(Dataset rows for apps and sites)
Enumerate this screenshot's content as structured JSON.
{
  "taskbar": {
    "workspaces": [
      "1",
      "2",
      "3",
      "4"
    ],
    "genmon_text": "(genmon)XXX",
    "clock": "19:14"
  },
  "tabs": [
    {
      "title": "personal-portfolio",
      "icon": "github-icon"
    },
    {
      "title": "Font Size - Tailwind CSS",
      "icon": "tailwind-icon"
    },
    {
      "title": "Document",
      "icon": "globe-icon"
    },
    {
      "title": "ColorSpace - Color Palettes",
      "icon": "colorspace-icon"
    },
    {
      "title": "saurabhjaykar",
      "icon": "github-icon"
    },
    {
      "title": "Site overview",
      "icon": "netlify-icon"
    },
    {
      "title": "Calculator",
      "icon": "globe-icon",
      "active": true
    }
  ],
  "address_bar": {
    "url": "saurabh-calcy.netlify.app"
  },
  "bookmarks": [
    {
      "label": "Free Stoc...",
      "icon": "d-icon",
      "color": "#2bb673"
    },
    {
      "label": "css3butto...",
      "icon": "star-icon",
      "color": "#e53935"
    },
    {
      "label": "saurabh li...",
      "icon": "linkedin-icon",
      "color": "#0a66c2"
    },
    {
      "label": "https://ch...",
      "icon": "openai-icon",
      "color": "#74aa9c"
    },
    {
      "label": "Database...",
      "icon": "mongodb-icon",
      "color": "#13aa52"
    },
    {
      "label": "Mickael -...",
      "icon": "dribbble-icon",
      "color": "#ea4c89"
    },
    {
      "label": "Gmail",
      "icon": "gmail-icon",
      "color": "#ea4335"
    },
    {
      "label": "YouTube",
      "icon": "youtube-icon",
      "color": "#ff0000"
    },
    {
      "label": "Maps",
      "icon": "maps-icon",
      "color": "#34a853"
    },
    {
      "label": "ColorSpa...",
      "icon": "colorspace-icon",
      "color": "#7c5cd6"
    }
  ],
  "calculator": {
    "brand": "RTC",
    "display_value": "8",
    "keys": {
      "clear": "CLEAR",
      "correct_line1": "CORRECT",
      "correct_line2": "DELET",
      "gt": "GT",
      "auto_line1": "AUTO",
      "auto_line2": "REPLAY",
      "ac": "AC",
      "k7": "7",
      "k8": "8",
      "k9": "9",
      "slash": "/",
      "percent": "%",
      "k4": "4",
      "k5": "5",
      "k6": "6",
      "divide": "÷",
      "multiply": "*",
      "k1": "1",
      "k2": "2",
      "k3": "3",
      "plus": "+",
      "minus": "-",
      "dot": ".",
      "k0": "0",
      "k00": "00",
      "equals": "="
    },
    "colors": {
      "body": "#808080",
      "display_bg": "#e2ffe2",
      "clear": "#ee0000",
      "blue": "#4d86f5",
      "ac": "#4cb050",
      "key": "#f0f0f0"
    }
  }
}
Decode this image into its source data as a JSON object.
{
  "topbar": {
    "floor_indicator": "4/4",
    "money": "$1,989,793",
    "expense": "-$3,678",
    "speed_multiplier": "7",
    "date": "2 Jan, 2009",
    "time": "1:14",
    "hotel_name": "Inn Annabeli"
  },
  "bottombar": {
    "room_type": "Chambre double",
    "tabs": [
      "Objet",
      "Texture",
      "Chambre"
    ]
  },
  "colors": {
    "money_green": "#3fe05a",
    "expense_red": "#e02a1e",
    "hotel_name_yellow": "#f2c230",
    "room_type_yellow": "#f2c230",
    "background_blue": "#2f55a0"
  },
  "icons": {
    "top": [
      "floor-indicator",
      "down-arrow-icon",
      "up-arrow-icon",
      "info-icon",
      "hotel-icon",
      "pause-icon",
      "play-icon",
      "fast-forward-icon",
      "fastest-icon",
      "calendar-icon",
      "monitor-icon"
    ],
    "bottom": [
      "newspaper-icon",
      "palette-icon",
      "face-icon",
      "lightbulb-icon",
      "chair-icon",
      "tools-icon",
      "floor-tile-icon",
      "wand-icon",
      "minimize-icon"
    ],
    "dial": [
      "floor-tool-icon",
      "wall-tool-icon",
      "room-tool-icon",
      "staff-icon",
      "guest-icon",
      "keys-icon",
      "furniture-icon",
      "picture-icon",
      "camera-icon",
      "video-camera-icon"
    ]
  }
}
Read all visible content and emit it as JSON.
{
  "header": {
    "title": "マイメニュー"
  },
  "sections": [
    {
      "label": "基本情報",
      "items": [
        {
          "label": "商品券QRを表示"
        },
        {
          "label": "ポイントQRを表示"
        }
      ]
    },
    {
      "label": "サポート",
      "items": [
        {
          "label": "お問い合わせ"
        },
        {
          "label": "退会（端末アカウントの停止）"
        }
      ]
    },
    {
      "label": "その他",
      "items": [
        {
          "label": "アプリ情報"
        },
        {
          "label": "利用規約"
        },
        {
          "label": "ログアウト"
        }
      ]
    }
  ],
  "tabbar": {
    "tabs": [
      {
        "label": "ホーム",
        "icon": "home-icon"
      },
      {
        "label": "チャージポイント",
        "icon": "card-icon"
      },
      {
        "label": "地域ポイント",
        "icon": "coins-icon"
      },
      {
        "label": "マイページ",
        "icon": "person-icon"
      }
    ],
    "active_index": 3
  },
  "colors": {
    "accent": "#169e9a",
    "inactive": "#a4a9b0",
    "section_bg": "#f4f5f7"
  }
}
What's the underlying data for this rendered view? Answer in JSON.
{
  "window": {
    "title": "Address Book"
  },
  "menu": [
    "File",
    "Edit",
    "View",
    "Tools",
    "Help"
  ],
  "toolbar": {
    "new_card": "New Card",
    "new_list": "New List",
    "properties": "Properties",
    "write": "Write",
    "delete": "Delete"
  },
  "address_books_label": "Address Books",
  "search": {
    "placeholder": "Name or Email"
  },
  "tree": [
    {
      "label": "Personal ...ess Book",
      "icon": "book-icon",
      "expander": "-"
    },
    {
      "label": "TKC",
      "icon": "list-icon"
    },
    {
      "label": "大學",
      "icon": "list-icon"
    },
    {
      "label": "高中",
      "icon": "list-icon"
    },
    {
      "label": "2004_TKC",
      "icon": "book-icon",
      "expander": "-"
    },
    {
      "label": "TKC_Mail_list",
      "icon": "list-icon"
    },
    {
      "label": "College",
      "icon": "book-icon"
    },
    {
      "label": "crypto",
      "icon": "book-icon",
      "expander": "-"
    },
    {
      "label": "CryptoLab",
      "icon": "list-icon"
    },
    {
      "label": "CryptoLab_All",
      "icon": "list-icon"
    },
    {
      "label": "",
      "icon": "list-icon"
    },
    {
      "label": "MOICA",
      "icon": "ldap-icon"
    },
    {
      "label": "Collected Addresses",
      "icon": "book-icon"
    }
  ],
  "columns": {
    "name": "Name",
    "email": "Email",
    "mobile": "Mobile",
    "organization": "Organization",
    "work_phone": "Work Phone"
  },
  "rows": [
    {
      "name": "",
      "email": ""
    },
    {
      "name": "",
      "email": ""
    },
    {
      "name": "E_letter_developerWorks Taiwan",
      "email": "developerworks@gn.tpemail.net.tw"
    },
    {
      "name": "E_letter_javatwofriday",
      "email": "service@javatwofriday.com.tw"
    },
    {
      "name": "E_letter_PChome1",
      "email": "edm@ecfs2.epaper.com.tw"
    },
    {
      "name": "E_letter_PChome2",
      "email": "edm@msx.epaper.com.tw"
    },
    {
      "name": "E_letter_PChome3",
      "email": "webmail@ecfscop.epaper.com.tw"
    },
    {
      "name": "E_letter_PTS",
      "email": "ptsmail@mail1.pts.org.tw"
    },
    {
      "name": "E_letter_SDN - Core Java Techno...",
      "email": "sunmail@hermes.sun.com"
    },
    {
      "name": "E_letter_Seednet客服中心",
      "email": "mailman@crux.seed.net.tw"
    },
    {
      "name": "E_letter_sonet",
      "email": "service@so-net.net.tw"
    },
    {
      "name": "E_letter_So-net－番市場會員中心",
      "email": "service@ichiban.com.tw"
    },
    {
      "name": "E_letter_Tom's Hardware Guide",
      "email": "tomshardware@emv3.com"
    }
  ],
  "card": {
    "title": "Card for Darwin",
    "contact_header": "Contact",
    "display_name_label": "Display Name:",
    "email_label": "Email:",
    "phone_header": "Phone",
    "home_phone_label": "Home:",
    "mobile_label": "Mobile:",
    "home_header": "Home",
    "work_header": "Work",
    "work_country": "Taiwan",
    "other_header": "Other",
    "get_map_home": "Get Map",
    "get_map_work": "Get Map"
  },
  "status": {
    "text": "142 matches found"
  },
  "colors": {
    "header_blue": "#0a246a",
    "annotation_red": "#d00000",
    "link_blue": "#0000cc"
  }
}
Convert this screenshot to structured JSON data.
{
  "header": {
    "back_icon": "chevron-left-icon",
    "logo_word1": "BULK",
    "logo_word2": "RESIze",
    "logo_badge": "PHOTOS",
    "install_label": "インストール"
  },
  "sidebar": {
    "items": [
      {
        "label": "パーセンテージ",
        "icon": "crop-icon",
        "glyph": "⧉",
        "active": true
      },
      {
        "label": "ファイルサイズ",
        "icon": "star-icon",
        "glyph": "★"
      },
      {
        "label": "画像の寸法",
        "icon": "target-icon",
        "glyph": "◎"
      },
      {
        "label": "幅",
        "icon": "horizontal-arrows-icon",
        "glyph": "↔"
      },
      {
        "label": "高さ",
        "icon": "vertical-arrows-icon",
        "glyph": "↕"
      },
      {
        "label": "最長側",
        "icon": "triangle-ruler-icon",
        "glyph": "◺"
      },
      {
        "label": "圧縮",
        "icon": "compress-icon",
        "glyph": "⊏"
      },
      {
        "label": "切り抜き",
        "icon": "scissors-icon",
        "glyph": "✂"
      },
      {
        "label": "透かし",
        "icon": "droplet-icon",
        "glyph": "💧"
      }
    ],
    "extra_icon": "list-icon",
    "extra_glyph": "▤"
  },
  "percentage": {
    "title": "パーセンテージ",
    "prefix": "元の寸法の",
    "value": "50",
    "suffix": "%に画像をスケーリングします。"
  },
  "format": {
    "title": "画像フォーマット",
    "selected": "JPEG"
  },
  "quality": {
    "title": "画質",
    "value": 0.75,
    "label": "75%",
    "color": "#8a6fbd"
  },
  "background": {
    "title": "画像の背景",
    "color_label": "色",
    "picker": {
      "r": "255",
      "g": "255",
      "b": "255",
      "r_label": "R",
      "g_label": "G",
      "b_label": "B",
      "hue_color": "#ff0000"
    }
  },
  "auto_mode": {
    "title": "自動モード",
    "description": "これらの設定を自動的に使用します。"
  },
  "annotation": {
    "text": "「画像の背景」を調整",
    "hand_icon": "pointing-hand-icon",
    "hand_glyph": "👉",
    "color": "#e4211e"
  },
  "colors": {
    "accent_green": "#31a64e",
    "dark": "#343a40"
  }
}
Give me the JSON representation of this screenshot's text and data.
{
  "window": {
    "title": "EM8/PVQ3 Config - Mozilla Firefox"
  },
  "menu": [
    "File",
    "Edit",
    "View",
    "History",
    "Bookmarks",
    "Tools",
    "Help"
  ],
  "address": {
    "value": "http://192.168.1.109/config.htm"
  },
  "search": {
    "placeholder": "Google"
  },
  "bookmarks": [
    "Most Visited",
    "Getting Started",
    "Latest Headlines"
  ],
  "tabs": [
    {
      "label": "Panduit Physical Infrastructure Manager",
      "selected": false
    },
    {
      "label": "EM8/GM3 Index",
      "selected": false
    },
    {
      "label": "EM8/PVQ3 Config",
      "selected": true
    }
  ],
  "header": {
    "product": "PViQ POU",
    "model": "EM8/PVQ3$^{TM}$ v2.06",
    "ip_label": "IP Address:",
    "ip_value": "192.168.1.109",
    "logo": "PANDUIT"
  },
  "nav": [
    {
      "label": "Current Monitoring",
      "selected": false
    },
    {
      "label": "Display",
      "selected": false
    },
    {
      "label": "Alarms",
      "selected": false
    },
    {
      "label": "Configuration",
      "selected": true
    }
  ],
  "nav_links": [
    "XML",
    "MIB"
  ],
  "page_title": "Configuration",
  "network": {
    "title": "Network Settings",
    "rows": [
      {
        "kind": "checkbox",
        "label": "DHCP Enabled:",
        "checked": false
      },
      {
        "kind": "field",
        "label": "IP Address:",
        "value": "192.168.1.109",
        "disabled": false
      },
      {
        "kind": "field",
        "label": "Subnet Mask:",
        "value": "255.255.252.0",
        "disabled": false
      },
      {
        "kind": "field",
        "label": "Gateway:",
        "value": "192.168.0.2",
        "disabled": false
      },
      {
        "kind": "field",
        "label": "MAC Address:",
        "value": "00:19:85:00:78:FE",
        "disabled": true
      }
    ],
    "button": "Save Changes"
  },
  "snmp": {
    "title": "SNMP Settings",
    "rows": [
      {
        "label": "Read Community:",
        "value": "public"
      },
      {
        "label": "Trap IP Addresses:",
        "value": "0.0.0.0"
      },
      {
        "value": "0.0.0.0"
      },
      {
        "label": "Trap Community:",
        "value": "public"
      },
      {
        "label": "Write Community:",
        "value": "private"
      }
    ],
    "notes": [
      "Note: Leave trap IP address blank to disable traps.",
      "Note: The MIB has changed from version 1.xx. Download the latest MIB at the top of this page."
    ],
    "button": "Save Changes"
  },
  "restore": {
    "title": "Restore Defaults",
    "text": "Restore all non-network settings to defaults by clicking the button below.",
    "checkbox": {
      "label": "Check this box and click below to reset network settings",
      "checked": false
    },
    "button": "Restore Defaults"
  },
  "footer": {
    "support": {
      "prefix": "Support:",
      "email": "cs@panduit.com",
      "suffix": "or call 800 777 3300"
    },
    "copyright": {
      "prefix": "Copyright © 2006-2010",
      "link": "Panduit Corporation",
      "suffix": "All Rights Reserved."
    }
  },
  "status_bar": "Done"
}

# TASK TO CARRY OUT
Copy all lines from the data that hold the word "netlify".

# TASK RESULT
      "icon": "netlify-icon"
    "url": "saurabh-calcy.netlify.app"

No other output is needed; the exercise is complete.